### What to do
Using the entries below, show all lines with the string "commerce".

### Entries provided
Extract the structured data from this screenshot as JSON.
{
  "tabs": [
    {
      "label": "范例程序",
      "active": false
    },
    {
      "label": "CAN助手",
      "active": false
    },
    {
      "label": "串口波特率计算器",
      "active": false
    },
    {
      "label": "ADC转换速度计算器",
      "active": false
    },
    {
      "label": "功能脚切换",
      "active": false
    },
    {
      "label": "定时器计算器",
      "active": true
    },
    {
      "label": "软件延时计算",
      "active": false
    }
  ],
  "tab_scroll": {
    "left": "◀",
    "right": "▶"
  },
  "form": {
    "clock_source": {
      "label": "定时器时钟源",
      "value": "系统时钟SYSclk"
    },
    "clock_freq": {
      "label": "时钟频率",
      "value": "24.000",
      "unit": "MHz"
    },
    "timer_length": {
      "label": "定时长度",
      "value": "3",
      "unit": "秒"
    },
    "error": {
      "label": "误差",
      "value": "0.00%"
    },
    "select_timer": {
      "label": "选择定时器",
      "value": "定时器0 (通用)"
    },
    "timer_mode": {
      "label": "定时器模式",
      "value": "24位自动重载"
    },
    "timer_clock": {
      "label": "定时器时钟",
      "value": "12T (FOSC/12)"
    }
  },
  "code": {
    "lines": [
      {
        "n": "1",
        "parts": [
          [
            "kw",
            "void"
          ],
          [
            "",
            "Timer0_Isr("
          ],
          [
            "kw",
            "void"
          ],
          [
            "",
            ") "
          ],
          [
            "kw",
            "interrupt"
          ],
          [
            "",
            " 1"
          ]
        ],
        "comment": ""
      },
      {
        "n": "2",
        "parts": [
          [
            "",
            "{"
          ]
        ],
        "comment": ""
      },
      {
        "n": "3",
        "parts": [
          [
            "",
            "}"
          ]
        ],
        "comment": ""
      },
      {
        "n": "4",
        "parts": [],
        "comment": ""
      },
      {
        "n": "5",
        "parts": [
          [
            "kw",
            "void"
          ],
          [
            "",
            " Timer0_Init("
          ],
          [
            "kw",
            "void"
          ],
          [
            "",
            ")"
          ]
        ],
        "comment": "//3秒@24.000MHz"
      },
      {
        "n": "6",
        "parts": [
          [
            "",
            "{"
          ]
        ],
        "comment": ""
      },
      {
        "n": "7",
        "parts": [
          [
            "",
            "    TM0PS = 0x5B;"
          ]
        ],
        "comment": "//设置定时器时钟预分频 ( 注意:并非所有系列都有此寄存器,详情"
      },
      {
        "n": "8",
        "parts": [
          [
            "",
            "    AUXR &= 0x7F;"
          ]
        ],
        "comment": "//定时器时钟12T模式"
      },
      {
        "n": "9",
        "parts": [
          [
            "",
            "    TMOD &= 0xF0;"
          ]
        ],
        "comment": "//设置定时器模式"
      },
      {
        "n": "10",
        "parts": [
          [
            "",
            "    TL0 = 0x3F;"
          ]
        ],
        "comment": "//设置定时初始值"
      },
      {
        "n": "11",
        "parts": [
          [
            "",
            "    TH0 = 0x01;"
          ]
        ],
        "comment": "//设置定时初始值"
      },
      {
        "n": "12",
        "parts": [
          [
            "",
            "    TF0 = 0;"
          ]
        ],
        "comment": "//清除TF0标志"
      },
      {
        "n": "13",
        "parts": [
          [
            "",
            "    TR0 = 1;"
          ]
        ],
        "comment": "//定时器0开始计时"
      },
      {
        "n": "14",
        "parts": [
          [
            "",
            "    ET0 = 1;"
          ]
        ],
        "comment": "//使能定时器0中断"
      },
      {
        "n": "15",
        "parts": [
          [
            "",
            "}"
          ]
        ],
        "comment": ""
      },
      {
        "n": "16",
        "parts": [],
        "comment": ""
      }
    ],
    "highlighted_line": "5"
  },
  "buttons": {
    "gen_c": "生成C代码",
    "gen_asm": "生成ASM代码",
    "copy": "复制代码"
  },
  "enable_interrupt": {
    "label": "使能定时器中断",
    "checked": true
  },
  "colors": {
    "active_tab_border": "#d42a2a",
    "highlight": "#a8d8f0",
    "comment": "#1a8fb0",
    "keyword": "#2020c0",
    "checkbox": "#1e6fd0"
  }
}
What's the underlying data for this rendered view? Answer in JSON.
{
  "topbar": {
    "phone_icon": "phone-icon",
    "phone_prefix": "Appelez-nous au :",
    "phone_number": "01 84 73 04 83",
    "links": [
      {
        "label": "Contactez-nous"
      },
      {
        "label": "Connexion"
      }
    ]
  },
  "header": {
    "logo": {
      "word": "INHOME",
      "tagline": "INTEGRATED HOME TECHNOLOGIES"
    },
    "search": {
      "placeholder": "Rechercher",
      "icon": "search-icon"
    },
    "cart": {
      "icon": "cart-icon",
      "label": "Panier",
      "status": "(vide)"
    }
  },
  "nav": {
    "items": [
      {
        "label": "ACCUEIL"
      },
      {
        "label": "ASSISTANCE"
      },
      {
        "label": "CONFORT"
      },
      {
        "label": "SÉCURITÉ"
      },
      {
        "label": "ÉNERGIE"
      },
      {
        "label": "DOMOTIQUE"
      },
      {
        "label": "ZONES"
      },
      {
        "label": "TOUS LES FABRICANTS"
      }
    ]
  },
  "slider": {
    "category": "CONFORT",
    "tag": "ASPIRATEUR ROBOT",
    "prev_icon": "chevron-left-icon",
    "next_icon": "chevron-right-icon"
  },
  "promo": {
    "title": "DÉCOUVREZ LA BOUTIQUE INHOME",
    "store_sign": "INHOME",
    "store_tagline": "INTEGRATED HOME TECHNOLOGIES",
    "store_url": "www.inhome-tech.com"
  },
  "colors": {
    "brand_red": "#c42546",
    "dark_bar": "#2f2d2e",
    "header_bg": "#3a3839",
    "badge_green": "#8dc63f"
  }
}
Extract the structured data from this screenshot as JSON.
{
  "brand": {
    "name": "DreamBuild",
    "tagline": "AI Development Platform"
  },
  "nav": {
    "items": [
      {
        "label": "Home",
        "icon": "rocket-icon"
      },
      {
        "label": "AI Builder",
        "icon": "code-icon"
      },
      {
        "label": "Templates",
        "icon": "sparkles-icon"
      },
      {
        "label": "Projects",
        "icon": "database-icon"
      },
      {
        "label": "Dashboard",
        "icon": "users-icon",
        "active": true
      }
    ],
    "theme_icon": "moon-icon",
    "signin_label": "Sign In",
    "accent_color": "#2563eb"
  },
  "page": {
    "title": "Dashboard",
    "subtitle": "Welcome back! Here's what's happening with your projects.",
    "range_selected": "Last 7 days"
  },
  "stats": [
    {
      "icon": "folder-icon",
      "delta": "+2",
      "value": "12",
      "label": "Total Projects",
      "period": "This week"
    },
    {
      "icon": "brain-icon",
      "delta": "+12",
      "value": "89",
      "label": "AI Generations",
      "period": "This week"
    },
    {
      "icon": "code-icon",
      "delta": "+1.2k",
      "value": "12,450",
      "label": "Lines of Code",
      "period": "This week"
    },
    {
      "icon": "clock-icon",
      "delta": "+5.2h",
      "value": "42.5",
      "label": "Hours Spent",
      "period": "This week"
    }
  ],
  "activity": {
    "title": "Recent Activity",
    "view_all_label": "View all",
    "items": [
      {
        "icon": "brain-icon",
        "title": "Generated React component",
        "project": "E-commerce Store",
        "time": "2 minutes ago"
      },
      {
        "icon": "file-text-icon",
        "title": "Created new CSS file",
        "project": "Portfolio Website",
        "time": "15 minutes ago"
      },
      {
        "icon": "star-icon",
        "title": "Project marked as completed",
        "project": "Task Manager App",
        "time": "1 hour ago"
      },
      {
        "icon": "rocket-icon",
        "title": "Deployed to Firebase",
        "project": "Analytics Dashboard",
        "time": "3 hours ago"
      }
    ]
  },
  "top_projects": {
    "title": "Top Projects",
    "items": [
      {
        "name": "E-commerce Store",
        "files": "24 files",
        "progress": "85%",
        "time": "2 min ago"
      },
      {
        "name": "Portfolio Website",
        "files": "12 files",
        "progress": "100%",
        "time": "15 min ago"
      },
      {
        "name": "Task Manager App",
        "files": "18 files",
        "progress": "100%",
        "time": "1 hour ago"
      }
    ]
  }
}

### Your response
        "project": "E-commerce Store",
        "name": "E-commerce Store",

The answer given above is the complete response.